## YOUR TASK
Give the entries below again exactly. Their pictures are not needed.

## INPUT RECORDS
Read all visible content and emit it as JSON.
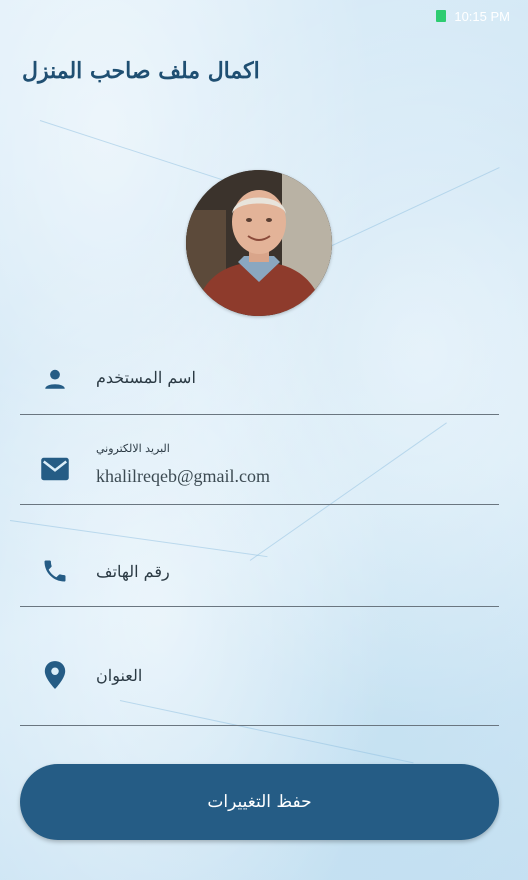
{
  "status_bar": {
    "time": "10:15 PM",
    "battery_color": "#2ecc71"
  },
  "page": {
    "title": "اكمال ملف صاحب المنزل"
  },
  "profile": {
    "avatar_desc": "profile-photo"
  },
  "form": {
    "username": {
      "label": "اسم المستخدم",
      "value": "",
      "icon": "person-icon"
    },
    "email": {
      "label": "البريد الالكتروني",
      "value": "khalilreqeb@gmail.com",
      "icon": "email-icon"
    },
    "phone": {
      "label": "رقم الهاتف",
      "value": "",
      "icon": "phone-icon"
    },
    "address": {
      "label": "العنوان",
      "value": "",
      "icon": "location-pin-icon"
    }
  },
  "actions": {
    "save_label": "حفظ التغييرات"
  },
  "colors": {
    "accent": "#255c85",
    "title": "#1f4f72",
    "icon": "#255c85"
  }
}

## ANSWER BELOW
Read all visible content and emit it as JSON.
{
  "status_bar": {
    "time": "10:15 PM",
    "battery_color": "#2ecc71"
  },
  "page": {
    "title": "اكمال ملف صاحب المنزل"
  },
  "profile": {
    "avatar_desc": "profile-photo"
  },
  "form": {
    "username": {
      "label": "اسم المستخدم",
      "value": "",
      "icon": "person-icon"
    },
    "email": {
      "label": "البريد الالكتروني",
      "value": "khalilreqeb@gmail.com",
      "icon": "email-icon"
    },
    "phone": {
      "label": "رقم الهاتف",
      "value": "",
      "icon": "phone-icon"
    },
    "address": {
      "label": "العنوان",
      "value": "",
      "icon": "location-pin-icon"
    }
  },
  "actions": {
    "save_label": "حفظ التغييرات"
  },
  "colors": {
    "accent": "#255c85",
    "title": "#1f4f72",
    "icon": "#255c85"
  }
}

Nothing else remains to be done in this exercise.